If you go down to the woods today, You’re sure of a big surprise…
WHAT A CUTIE! I want to hug him and kiss him and pet him and sleep with him in my arms. And the teddy bear’s pretty cute too…
TED (voiced by Seth MacFarlane) is a teddy bear who is raunchy and foul-mouthed, filthy-minded and immoral, a lecher, a pot-smoker, a hedonist and a sex addict. And Mark Wahlberg is pretty cool too. When John Bennett (Wahlberg) was a little boy, he wished his teddy to life and it came true, because – so narrates saucy Patrick Stewart – “there’s nothing more powerful than a young boy’s wish… except an Apache helicopter…”
Now Ted and John share an apartment, and a love of pot, a hatred of thunder, and a man-crush on Sam Jones from FLASH GORDON. The fame that would accompany a real talking teddy bear is quickly addressed, and explains how the populace takes Ted for granted now (“No matter how big a splash you make in this world,” narrates the game Stewart, over shots of Ted doing the talk-show circuit, “eventually nobody gives a shit.”). And through all Ted’s dalliances with hookers and celebs, 35-year-old John has somehow retained a relationship over the past four years with Lori (Mila Kunis).
Written and directed by Seth MacFarlane (FAMILY GUY, AMERICAN DAD), TED is one of those relentless comedies that latches onto your jugular and refuses to be shaken off.
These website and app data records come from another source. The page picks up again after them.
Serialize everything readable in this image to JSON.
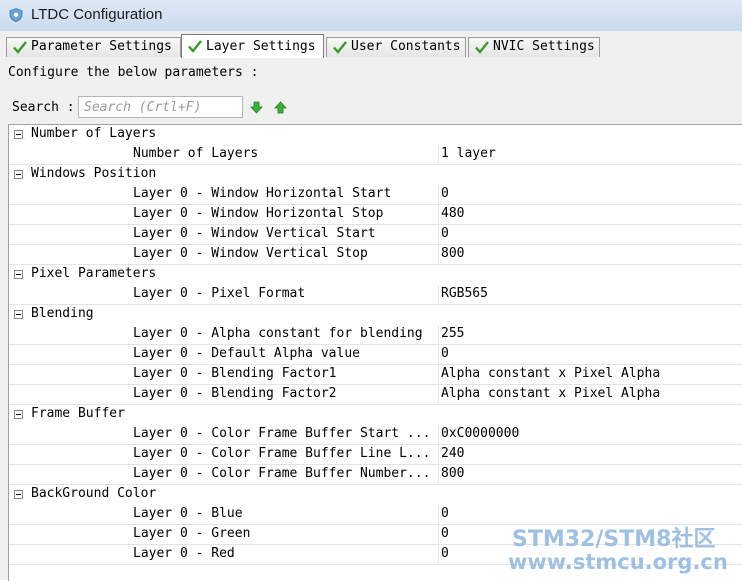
{
  "window": {
    "title": "LTDC Configuration"
  },
  "tabs": [
    {
      "label": "Parameter Settings",
      "active": false
    },
    {
      "label": "Layer Settings",
      "active": true
    },
    {
      "label": "User Constants",
      "active": false
    },
    {
      "label": "NVIC Settings",
      "active": false
    }
  ],
  "instructions": "Configure the below parameters :",
  "search": {
    "label": "Search :",
    "placeholder": "Search (Crtl+F)"
  },
  "groups": [
    {
      "label": "Number of Layers",
      "params": [
        {
          "name": "Number of Layers",
          "value": "1 layer"
        }
      ]
    },
    {
      "label": "Windows Position",
      "params": [
        {
          "name": "Layer 0 - Window Horizontal Start",
          "value": "0"
        },
        {
          "name": "Layer 0 - Window Horizontal Stop",
          "value": "480"
        },
        {
          "name": "Layer 0 - Window Vertical Start",
          "value": "0"
        },
        {
          "name": "Layer 0 - Window Vertical Stop",
          "value": "800"
        }
      ]
    },
    {
      "label": "Pixel Parameters",
      "params": [
        {
          "name": "Layer 0 - Pixel Format",
          "value": "RGB565"
        }
      ]
    },
    {
      "label": "Blending",
      "params": [
        {
          "name": "Layer 0 - Alpha constant for blending",
          "value": "255"
        },
        {
          "name": "Layer 0 - Default Alpha value",
          "value": "0"
        },
        {
          "name": "Layer 0 - Blending Factor1",
          "value": "Alpha constant x Pixel Alpha"
        },
        {
          "name": "Layer 0 - Blending Factor2",
          "value": "Alpha constant x Pixel Alpha"
        }
      ]
    },
    {
      "label": "Frame Buffer",
      "params": [
        {
          "name": "Layer 0 - Color Frame Buffer Start ...",
          "value": "0xC0000000"
        },
        {
          "name": "Layer 0 - Color Frame Buffer Line L...",
          "value": "240"
        },
        {
          "name": "Layer 0 - Color Frame Buffer Number...",
          "value": "800"
        }
      ]
    },
    {
      "label": "BackGround Color",
      "params": [
        {
          "name": "Layer 0 - Blue",
          "value": "0"
        },
        {
          "name": "Layer 0 - Green",
          "value": "0"
        },
        {
          "name": "Layer 0 - Red",
          "value": "0"
        }
      ]
    }
  ],
  "watermark": {
    "line1": "STM32/STM8社区",
    "line2": "www.stmcu.org.cn"
  },
  "colors": {
    "check": "#3a9a2a",
    "arrow": "#3bb03b"
  }
}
Ted’s mouth runs like an exploding sewer, and his cuteness makes up for any non-pc banter that might offend the lesser-hearted; Patrick Warburton as a closeted workmate; running gags on Tom Skerritt; Ryan Reynolds cameos as a gay boyfriend (“that Van Wilder-lookin’ guy”); Jessica Barth as Ted’s trailer-trash squeeze (as Tarantino might be inclined to ask directors who hire hot chicks, “Did MacFarlane TAP that?); Joel McHale (THE SOUP) playing his sardonic SOUP card; fart jokes, dick jokes, scat jokes, smoking, drinking, drugging, prostitution. Bring the kids.
On their fourth dating anniversary, Lori is expecting a proposal from John, which (in her eyes at least) would indicate he is accepting responsibility as a man, rather than remaining (in her eyes at least) in a state of arrested development due to Ted’s ubiquitous presence and bad influence. To allow John to move on with his life, an ultimatum to Ted: get a job (which would definitely cut into his weed-smoking and hooker time).
“You think you got what it takes?” asks the grocery store manager (Bill Smitrovich) in Ted’s job interview. Ted replies, “I’ll tell you what I got: your wife’s pussy on my breath” – and gets promoted.
Meanwhile, an eccentric Ted fanatic (ominously funny Giovanni Ribisi) is stalking Ted to steal him for his own spoiled son.
Wahlberg’s man-pecs might be self-admittedly delicious, but his acting style still makes us think he’s pushing his voice forward against the wishes of his diaphragm. Funnily enough, in TED, it works! I like the guy as a person – he seems very sincere and a loving family man and great businessman – but no one’s going to accuse him of Thespianism any day soon. Sometimes that One Demeanor/Pushing Air vapidity works uproariously (THE OTHER GUYS, THE DEPARTED), and sometimes it just looks out of place (PLANET OF THE APES 2001) or fails miserably (THE HAPPENING). But he gets to dust off his “Bahston” accent here once again (while Ted sounds suspiciously like Peter Griffin from FAMILY GUY. He denies it though).
Then John and Ted meet Sam Jones (aka Flash!) and we realize how good an actor Mark Wahlberg really is! Bonus – upon meeting Flash, Queen songs start littering the soundtrack. (Queen composed the score for FLASH GORDON.)
Seth MacFarlane’s excellent directorial skills go unnoticed in TED due to the subject matter and content. Keep in mind, this is MacFarlane’s first feature film, and the finished product is so polished and powerful, it seems like he’s been doing this for years. Not only that, he’s writing, voice-acting, and working with CGI (Ted will hate me for telling you this, and will deny it profusely, but he is 100% CGI). MacFarlane keeps the tone upbeat through all the filthy action, and even when it gets dark, his writing keeps comedic tidbits and cultural refs flying at us from every direction – left field, right field, like a bolt from the sky and like a kick to the balls. Bring the kids.